Dataset rows describing interfaces:
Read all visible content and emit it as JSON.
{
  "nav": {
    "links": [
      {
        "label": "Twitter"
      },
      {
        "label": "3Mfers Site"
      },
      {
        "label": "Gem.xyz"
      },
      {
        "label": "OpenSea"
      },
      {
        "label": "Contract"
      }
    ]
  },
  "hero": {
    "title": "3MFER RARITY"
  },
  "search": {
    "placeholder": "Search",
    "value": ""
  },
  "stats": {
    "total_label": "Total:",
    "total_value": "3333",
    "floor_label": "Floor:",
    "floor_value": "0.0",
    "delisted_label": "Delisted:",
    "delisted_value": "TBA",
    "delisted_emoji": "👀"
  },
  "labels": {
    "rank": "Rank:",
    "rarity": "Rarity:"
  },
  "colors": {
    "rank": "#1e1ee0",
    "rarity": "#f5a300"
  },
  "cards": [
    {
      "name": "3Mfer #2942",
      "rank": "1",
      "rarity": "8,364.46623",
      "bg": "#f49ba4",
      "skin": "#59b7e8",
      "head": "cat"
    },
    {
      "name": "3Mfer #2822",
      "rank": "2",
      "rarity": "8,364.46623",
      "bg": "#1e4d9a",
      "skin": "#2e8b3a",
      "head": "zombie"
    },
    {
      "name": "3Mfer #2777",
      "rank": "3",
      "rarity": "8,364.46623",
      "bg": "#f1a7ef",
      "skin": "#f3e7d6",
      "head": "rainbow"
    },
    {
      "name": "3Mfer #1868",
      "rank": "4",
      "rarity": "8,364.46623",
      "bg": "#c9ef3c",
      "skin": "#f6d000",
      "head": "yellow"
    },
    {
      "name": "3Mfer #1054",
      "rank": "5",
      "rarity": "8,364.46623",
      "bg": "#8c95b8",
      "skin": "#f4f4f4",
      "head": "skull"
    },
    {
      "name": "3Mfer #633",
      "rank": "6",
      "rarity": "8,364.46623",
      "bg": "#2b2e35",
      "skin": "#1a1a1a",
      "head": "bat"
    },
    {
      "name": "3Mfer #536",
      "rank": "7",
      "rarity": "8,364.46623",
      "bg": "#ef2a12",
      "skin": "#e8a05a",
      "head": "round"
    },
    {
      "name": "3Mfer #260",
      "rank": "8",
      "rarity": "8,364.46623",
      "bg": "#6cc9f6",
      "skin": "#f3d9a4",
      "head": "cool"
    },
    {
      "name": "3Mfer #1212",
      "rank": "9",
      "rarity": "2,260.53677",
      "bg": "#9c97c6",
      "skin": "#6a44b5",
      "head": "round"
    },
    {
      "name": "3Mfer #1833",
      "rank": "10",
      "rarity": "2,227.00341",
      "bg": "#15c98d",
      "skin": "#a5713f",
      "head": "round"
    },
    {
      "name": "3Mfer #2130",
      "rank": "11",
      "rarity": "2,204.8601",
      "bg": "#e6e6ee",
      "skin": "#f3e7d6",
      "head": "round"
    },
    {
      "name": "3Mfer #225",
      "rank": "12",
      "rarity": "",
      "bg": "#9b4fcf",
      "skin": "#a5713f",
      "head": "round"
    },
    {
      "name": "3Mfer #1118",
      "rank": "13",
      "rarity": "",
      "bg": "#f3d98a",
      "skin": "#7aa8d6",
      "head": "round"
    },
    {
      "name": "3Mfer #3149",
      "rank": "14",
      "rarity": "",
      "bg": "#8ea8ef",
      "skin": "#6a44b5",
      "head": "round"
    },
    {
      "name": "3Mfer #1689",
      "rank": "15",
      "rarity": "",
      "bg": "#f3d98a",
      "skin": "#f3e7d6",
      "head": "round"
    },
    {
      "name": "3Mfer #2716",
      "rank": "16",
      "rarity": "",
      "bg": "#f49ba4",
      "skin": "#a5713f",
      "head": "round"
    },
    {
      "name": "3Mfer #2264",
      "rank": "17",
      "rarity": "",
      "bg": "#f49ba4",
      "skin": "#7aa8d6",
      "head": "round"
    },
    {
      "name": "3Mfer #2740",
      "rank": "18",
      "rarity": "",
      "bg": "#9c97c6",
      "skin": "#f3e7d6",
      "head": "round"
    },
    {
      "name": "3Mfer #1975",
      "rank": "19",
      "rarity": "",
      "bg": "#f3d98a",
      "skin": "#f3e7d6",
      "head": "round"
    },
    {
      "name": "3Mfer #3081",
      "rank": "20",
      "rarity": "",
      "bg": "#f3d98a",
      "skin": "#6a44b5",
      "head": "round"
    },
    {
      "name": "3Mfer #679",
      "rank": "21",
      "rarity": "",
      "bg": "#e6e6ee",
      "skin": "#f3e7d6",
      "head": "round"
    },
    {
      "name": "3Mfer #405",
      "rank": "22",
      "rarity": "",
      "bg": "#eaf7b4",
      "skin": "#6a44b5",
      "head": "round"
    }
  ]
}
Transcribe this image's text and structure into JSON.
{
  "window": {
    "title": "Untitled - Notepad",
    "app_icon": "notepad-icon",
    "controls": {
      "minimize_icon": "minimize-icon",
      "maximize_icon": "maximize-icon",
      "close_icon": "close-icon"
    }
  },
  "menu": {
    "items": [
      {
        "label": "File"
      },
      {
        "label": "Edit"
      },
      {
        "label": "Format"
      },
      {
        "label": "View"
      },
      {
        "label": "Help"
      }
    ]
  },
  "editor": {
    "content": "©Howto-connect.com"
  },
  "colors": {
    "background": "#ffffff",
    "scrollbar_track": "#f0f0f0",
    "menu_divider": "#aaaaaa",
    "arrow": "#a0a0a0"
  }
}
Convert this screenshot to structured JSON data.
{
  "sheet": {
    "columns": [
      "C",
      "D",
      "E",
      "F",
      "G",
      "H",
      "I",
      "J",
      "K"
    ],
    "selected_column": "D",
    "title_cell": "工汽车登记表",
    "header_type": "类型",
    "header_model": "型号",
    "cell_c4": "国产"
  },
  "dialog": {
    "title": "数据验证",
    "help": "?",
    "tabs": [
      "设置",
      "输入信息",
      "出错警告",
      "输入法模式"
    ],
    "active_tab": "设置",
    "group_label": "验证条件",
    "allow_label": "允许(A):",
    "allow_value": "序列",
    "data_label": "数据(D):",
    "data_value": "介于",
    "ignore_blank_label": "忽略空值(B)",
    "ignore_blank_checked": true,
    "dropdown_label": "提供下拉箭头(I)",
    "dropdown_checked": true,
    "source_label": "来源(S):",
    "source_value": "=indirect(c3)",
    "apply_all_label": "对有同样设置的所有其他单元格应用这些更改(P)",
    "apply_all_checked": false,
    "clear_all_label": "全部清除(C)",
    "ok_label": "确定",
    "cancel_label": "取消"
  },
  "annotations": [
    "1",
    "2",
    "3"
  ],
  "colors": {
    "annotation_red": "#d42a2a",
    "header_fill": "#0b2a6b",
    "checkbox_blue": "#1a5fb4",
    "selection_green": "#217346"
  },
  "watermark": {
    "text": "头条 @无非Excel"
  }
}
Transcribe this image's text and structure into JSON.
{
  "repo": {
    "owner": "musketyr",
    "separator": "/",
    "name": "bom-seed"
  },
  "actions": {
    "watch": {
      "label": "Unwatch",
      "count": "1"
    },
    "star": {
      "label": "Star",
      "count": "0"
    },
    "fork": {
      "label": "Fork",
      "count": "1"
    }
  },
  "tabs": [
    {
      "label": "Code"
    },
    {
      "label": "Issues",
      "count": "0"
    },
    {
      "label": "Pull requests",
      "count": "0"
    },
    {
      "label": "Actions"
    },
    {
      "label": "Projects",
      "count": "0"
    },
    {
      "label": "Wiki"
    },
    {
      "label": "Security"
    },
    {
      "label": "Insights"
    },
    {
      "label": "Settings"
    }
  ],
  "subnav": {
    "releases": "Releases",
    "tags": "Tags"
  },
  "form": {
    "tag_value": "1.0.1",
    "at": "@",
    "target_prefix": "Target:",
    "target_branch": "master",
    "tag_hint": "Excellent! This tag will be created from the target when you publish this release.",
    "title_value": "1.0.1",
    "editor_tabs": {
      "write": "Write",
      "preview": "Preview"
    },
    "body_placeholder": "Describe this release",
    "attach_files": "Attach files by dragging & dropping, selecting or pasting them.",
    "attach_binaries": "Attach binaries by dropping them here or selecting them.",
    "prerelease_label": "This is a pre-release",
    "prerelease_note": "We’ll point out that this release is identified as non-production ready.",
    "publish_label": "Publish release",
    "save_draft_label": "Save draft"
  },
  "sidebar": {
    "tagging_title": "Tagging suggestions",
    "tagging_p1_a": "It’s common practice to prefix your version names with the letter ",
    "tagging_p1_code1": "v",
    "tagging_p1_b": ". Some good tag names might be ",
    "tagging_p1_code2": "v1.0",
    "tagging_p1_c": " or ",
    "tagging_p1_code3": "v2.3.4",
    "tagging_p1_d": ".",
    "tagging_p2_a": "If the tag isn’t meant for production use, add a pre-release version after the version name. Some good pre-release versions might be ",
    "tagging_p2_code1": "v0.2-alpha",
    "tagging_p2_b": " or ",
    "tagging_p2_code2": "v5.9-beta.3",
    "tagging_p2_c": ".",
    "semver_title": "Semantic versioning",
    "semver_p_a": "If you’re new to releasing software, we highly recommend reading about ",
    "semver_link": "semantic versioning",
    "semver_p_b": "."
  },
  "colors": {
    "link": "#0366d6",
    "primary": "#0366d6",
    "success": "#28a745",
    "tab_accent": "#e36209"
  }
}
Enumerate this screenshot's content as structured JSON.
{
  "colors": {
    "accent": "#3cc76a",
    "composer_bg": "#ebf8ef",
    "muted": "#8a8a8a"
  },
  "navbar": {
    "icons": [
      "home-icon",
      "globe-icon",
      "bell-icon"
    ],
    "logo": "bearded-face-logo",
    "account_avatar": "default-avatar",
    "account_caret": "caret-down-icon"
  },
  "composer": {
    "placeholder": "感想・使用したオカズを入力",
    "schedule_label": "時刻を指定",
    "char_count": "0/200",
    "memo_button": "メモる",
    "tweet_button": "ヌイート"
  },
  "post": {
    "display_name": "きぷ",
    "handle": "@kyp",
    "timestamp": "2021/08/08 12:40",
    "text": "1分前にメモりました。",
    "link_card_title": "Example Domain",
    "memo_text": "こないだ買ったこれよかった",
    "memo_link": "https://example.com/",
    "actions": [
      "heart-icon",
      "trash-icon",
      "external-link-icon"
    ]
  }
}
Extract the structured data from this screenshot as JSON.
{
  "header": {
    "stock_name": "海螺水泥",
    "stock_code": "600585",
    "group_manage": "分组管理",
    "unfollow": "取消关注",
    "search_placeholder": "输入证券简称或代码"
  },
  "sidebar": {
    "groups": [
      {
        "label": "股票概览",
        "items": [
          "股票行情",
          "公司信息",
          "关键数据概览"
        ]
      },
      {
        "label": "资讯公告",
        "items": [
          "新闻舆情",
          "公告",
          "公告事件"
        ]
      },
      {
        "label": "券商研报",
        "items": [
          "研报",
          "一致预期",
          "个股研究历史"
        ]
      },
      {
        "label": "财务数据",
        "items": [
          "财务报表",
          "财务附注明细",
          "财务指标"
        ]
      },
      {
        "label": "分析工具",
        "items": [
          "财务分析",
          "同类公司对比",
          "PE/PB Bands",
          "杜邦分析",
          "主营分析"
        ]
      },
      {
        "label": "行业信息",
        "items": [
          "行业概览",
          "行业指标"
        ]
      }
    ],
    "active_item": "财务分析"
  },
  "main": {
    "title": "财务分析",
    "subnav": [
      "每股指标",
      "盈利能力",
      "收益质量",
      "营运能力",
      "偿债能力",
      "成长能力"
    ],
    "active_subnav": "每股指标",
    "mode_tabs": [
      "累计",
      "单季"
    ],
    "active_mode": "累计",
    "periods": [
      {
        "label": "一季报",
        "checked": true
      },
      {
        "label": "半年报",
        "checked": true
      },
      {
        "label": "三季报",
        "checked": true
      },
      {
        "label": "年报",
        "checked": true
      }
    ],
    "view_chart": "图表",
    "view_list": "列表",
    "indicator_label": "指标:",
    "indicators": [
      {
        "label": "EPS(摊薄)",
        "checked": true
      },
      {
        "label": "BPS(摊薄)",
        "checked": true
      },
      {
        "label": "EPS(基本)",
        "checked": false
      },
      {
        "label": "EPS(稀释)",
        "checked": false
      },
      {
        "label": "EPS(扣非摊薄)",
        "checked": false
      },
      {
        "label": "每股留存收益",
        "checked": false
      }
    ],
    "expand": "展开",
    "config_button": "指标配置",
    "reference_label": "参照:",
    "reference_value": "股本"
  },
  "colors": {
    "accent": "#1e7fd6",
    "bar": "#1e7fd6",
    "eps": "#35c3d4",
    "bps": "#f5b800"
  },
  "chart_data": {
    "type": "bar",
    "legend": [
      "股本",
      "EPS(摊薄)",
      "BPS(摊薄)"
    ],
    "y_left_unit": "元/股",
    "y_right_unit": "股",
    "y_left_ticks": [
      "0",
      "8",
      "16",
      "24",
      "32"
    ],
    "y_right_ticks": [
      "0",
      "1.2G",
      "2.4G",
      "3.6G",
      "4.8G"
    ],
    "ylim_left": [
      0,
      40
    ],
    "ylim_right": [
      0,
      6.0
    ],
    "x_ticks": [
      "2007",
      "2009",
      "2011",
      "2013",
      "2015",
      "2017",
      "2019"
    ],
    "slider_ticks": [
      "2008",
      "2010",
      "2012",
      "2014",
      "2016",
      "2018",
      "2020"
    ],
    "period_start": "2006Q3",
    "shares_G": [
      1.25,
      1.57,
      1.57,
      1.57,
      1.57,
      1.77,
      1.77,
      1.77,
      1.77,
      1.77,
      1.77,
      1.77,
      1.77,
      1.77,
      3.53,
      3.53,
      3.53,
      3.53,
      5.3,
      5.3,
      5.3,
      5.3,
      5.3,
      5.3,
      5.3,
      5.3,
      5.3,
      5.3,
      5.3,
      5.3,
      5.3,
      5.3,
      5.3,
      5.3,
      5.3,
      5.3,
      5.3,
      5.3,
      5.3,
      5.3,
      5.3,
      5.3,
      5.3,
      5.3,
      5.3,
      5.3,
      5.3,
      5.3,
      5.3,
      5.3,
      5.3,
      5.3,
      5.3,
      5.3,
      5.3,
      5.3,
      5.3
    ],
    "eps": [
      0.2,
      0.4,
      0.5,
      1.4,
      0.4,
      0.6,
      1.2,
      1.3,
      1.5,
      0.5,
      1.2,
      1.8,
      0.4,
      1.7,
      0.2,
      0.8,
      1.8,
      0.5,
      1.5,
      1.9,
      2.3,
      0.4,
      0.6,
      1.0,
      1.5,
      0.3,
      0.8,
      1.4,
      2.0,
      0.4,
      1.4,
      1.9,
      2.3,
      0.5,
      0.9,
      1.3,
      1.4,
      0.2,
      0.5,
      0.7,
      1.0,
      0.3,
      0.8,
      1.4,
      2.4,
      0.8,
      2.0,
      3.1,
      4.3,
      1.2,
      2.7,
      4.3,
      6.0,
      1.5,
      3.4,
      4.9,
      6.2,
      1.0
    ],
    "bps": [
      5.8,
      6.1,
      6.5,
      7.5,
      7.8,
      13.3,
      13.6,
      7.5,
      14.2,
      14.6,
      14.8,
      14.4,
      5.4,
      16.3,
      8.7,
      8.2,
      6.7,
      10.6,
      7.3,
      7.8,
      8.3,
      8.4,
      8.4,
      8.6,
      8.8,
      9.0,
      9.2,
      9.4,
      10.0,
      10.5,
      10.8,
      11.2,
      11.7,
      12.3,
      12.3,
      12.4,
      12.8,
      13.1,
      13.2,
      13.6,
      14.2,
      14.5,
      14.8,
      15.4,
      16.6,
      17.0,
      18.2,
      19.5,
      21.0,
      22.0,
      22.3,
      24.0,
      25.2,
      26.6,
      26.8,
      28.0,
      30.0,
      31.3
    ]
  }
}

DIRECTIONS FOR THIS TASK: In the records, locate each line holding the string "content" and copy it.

TASK RESULT:
Read all visible content and emit it as JSON.
    "content": "©Howto-connect.com"
Enumerate this screenshot's content as structured JSON.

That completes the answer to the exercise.